Technological advancements and shifting attitudes towards work have resulted in a sustained emphasis on flexibility, even as the risks that sparked the rise of remote work continue to wane. For example, according to the New York Times, 78% of businesses in Manhattan are adopting a hybrid model.
As flexible arrangements continue, researchers are uncovering some surprising downsides. A series of experiments with over 2,000 employees found that working in non-standard hours can negatively affect one’s tendency to be motivated to perform and enjoy their work for its own sake, otherwise known as intrinsic motivation.
This finding undermines some of the main reasons for offering flexibility. By allowing employees to work when and where most suits their lives and working habits, the assumption has been that employees would be more productive and feel happier with their jobs. However, if employees are spending a significant portion of their day working during off-hours where motivation is lower, it’s less clear how flexibility would result in increased productivity or organizational joy.
What Are Off-Hours?
Standard or regular working hours are typically 9-5 during a typical work week (Monday-Friday). This is the definition relied on throughout the researchers’ experiments. Participants were labeled off-hour workers any time they worked on a weekend, holiday, or outside the 9-5 timeslot.
There is another more fluid way of defining standard working hours that has important implications for how employers can address its potential adverse effects on motivation. Specifically, one might think regular working hours are determined by the norms and expectations about when work is expected for the working group one is a part of.
This shift in perspective is important for two reasons. First, group norms or beliefs about when one should or should not be working can and do change over time. As flexible work becomes more common, workers’ ideas about when they should be on the clock or have time off will also change.
Second, employees are members of several nested groups, from their department to their entire organization to all knowledge workers. Each group may have internalized different norms about when it's appropriate to work. What counts as a non-standard time for any given person will depend on which of these groups' norms are being considered.
Why Does Working In Off-Hours Harm Motivation?
In addition to testing the effect of working during off-hours on motivation, the experimenters examined why this happens. They hypothesized that working during non-standard hours makes one more likely to engage in what is known as upward-counterfactual thinking, which is the act of thinking about ways in which things could be better or how one could be doing something better with their time.
To test this, they encouraged participants working during off-hours to think about how things could be better or worse. Those who thought about how they could be doing worse things with their time enjoyed their work more, while the participants who thought about how they could be doing better things were less intrinsically motivated to complete their work.
Given that flexible work is here to stay, organizations must develop strategies for retaining its benefits while avoiding its potential effects on motivation and organizational joy.
Start with culture: One way to offset the negative effects of flexible working hours on intrinsic motivation is by changing the cultural norms about when work is expected. When employees are surrounded by colleagues who have let go of the traditional conception of when work should be done, they may be less inclined to feel as though they are missing out when working outside of the 9-5 framework.
Focus on the benefits of flexible work: The better one feels about what they are currently doing, the less they will be negatively impacted by thoughts about how they could be doing something better.
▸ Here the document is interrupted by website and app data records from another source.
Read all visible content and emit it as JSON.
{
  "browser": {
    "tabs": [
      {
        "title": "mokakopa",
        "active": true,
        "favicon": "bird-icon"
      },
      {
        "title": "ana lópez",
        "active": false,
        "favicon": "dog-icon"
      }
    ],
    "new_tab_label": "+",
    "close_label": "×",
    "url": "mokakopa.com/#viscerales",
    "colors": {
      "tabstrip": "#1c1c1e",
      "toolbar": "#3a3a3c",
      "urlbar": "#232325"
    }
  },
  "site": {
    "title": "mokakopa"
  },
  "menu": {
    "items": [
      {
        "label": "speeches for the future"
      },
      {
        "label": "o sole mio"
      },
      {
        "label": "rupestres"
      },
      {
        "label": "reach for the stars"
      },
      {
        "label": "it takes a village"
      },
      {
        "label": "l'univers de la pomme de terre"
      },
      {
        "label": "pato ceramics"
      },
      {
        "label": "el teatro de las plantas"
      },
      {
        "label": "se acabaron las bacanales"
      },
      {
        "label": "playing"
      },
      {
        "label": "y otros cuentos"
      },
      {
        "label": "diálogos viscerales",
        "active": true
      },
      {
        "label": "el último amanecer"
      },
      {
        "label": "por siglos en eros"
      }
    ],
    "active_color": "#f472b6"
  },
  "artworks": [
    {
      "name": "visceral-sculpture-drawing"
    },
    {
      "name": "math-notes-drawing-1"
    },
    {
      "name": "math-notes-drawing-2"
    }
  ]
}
The team of researchers found that this general rule applies in the case of flexible work. When participants were led to feel better about working during off-hours by being reminded of its benefits (e.g., not having to work early the next day), they were less likely to experience a loss of task-related enjoyment or motivation.
Have off-hour employees work in groups: Employers working during non-standard hours are less likely to feel like they could be doing something together if they aren’t working alone. Let employees working outside the standard working hours know who else is working with them and provide them with easy ways of communicating with each other.
Wait it out: Though the standard 9-5 schedule has been popular for nearly 100 years, work norms and expectations are rapidly changing. Eventually, older views may be overshadowed by newer, more progressive conceptions of how and when work should be done. As this happens, outdated ideas about work will have less of an impact on how employees feel when working in what used to be an off time.